Image from Shutterstock.
Prosecutors in Wisconsin have filed a felony charge against the DNA profile of an unidentified man believed to have sent a threatening letter to a judge.
The DNA was obtained from a 9-cent stamp on the threatening letter from October 2012, according to the Wisconsin State Journal and the Washington Post. The charge was filed on Oct. 8 just before expiration of the six-year statute of limitations.
The threat was made against Judge Juan Colás of Dane County after he struck down a collective bargaining law on the ground that it infringed the free speech rights of public employees who choose union membership. The Wisconsin Supreme Court later overturned the decision.

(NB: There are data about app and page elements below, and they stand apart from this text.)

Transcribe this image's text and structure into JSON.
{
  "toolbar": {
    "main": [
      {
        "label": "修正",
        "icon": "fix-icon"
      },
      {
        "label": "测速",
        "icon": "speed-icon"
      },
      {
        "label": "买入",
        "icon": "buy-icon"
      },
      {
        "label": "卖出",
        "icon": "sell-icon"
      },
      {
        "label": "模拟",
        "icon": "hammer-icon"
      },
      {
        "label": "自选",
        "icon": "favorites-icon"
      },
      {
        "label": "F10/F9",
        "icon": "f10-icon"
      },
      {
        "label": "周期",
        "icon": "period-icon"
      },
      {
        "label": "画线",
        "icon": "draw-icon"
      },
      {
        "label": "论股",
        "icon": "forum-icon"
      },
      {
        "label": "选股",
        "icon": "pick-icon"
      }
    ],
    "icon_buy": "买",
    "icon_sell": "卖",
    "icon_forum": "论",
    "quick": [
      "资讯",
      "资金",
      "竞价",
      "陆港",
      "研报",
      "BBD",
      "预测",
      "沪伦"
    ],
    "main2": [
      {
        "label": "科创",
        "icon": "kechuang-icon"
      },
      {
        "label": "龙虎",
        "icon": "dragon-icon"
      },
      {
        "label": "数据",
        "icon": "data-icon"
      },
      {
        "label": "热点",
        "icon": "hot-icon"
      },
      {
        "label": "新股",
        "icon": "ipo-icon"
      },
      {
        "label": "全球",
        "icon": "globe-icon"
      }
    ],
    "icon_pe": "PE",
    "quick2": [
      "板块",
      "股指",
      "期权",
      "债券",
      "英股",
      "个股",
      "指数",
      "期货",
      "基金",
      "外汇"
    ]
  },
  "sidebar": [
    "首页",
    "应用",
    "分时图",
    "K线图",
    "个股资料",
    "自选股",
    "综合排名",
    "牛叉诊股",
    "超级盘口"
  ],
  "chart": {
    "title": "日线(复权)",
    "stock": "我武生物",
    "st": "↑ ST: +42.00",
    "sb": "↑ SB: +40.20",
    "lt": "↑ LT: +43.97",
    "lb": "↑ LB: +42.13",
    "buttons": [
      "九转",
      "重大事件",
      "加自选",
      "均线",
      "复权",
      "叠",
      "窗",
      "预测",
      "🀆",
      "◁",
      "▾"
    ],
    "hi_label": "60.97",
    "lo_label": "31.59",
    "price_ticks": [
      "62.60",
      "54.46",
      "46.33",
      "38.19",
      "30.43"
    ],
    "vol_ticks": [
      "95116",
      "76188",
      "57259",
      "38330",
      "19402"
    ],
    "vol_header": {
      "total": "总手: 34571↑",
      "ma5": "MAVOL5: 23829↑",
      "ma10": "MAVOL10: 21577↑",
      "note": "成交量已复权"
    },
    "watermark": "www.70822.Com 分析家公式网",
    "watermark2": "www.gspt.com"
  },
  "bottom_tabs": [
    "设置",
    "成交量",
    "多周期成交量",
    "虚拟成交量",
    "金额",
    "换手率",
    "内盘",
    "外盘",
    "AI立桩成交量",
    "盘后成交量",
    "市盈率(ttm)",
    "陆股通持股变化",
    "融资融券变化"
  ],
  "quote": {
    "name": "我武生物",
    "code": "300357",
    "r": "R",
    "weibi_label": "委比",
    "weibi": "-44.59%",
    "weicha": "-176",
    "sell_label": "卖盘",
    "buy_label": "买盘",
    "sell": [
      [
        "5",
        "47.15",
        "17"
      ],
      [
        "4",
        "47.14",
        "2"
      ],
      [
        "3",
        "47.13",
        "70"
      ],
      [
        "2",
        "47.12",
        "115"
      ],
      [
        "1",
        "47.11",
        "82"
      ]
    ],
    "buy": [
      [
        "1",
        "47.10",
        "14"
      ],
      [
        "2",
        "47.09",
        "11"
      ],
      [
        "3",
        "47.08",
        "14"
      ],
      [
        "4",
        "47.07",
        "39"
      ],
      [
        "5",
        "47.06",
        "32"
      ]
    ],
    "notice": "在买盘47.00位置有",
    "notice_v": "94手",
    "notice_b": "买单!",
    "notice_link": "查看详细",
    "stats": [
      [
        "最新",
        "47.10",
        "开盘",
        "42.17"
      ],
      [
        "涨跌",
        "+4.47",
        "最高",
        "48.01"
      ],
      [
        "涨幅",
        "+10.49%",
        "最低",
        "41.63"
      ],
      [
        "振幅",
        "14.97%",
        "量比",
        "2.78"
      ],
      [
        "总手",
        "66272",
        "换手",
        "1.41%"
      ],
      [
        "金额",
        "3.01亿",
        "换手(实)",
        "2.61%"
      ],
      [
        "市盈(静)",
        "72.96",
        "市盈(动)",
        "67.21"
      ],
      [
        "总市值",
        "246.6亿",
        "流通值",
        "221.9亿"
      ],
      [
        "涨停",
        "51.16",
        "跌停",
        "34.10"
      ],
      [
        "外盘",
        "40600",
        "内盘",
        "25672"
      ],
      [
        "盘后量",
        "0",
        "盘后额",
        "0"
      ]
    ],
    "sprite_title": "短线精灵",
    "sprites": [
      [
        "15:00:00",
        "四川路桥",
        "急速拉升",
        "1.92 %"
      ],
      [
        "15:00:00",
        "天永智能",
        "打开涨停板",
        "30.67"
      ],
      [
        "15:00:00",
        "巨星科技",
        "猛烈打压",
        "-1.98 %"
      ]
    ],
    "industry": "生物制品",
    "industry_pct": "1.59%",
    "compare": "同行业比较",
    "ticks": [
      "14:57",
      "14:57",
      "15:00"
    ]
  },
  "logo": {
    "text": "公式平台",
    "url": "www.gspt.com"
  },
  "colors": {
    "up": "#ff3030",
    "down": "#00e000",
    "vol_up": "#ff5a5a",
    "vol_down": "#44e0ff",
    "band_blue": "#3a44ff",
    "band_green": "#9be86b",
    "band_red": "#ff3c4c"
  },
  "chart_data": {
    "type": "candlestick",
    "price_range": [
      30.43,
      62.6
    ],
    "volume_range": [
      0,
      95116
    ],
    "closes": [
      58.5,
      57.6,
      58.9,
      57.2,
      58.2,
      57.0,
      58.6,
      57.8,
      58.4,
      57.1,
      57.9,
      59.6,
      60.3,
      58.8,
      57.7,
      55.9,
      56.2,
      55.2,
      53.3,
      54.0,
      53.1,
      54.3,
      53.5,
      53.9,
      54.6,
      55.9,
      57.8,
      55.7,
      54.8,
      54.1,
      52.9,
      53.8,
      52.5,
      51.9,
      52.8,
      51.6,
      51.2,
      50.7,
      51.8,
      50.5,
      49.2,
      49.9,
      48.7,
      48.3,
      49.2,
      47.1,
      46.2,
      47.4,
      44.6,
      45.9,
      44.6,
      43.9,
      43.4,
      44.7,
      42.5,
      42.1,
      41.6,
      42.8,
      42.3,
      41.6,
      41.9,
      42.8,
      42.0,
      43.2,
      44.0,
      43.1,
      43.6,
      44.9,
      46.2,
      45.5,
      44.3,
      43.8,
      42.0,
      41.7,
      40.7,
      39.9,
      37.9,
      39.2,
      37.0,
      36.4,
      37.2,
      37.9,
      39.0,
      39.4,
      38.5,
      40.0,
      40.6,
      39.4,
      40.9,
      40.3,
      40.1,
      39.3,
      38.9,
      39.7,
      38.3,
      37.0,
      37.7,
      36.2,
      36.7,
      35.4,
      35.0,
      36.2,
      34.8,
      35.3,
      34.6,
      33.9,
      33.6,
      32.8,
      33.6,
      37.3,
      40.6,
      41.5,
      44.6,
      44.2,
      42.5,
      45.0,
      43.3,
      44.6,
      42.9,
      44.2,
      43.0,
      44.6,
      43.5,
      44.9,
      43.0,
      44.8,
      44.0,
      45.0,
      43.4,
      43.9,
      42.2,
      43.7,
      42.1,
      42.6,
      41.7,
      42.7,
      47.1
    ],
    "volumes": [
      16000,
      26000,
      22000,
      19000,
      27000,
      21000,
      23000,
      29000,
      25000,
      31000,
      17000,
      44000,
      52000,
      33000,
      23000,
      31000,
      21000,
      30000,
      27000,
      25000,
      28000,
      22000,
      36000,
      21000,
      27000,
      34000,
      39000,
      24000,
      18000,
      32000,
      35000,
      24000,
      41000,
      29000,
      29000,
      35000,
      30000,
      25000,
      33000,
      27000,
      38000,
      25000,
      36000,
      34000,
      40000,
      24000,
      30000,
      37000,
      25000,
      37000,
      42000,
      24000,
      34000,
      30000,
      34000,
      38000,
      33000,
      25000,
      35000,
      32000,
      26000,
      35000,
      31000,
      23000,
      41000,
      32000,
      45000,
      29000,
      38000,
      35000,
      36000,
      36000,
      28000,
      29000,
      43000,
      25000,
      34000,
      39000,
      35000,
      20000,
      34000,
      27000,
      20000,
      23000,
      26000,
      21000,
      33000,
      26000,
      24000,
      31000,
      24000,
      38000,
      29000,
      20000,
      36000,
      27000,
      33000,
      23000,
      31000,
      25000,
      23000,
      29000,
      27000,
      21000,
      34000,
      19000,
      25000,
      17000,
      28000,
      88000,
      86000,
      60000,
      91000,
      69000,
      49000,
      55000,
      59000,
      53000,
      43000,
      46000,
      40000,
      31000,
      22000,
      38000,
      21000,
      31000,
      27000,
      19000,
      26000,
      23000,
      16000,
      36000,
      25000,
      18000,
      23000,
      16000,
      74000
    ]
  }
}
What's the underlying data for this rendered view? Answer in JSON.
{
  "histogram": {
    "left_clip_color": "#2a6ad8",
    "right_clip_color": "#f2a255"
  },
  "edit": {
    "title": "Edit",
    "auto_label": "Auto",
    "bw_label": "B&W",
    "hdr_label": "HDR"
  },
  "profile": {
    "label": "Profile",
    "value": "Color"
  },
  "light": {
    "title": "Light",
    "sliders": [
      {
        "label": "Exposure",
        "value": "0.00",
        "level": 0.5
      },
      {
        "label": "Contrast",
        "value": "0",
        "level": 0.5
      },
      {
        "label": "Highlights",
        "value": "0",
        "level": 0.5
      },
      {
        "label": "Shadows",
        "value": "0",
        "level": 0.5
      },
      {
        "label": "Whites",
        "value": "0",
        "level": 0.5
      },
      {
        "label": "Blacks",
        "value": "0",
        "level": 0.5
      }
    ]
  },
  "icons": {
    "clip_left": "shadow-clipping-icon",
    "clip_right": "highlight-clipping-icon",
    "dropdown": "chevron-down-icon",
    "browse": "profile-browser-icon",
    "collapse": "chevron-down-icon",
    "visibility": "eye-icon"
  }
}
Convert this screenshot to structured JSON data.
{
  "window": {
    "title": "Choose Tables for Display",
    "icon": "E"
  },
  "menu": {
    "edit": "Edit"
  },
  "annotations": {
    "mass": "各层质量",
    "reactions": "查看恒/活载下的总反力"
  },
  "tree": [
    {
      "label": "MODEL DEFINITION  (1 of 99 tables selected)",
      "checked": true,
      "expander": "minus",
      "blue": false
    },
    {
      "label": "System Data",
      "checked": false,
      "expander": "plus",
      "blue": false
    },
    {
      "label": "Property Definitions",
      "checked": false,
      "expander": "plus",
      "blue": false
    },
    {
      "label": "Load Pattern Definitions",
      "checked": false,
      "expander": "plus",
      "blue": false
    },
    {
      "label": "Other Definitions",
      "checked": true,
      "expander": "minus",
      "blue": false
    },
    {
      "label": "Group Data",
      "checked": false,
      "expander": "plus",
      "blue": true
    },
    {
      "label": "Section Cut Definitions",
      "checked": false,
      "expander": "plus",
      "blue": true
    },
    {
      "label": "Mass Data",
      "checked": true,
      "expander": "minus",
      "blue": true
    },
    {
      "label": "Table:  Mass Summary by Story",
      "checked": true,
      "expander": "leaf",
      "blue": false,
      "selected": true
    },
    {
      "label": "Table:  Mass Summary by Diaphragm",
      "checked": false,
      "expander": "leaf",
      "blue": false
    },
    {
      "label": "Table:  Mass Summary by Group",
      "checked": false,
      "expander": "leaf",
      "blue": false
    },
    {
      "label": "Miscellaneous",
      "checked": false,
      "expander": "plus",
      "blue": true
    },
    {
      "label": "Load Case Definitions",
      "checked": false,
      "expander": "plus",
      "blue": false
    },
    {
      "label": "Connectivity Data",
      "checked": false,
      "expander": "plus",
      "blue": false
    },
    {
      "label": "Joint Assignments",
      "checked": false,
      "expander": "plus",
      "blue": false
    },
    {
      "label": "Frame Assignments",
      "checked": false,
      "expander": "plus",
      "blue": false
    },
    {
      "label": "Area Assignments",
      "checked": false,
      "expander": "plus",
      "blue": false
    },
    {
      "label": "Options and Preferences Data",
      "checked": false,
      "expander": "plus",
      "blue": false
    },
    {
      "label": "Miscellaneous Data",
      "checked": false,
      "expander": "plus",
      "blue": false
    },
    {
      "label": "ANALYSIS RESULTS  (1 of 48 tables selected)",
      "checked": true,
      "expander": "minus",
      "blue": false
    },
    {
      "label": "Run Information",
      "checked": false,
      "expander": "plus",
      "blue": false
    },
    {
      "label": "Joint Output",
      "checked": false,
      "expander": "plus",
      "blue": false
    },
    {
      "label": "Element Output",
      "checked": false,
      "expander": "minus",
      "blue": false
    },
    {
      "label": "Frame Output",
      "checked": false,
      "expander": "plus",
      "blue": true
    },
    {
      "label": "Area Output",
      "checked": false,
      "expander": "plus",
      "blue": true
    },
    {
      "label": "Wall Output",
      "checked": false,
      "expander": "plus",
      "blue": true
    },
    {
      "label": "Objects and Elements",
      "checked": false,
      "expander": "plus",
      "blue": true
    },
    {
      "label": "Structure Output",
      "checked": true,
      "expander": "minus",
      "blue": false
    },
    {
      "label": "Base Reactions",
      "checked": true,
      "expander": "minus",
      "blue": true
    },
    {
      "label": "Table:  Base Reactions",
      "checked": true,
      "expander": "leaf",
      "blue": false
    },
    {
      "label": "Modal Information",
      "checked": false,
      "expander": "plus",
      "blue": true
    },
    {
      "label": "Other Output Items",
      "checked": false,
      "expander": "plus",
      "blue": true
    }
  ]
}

The writer of the threatening letter had written: “Justice—you sir are nothing but an obstruction to the law—you sir are expendable.” The letter included a magazine ad for Fixodent denture adhesive with the handwritten words “missing teeth?”
“Sometimes radical steps are required to repair our laws + our idiots sitting on a bench supposedly dispensing justice,” the writer said.
The letter was sent to the Medicaid fraud unit of the Wisconsin Department of Justice, where Colás had worked before he was appointed to the bench. A previous letter sent to Colás at the unit included an article about two politicians killed in Mexico. “Notice the finality that dissent brings in your country,” the letter said.
Colás was born in Colombia and came to the United States as a child.
The DNA profile on the stamp also was associated with threats to two other judges and a state senator, according to the Wisconsin State Journal. There was no match to any offender in Wisconsin’s DNA database.
Wisconsin pioneered the tactic of indicting DNA profiles or obtaining John Doe warrants based on DNA. Courts in California, New York and Ohio, as well as Wisconsin, have upheld their use, ac-cording to the Washington Post.
The tactic was initially used against John Doe rape suspects, but prosecutors began using it less often as states lifted or extended the statutes of limitations for sexual assault, the Post reported. Now, the tactic is more often used in cases of mailed death threats, kidnappings and burglaries.